## What you are asked to do
Without changing anything, reproduce every record below.
"""
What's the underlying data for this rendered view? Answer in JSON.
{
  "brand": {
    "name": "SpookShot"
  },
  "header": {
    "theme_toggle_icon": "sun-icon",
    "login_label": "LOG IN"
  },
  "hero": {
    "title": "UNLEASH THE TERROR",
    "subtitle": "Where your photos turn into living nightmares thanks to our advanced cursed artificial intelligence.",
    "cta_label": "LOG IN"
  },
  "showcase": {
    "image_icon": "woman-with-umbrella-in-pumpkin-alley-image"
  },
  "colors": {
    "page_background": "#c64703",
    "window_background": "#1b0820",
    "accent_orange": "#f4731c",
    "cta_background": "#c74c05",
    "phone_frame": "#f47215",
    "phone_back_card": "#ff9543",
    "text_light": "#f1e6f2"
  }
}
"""
## Solution to this problem
What's the underlying data for this rendered view? Answer in JSON.
{
  "brand": {
    "name": "SpookShot"
  },
  "header": {
    "theme_toggle_icon": "sun-icon",
    "login_label": "LOG IN"
  },
  "hero": {
    "title": "UNLEASH THE TERROR",
    "subtitle": "Where your photos turn into living nightmares thanks to our advanced cursed artificial intelligence.",
    "cta_label": "LOG IN"
  },
  "showcase": {
    "image_icon": "woman-with-umbrella-in-pumpkin-alley-image"
  },
  "colors": {
    "page_background": "#c64703",
    "window_background": "#1b0820",
    "accent_orange": "#f4731c",
    "cta_background": "#c74c05",
    "phone_frame": "#f47215",
    "phone_back_card": "#ff9543",
    "text_light": "#f1e6f2"
  }
}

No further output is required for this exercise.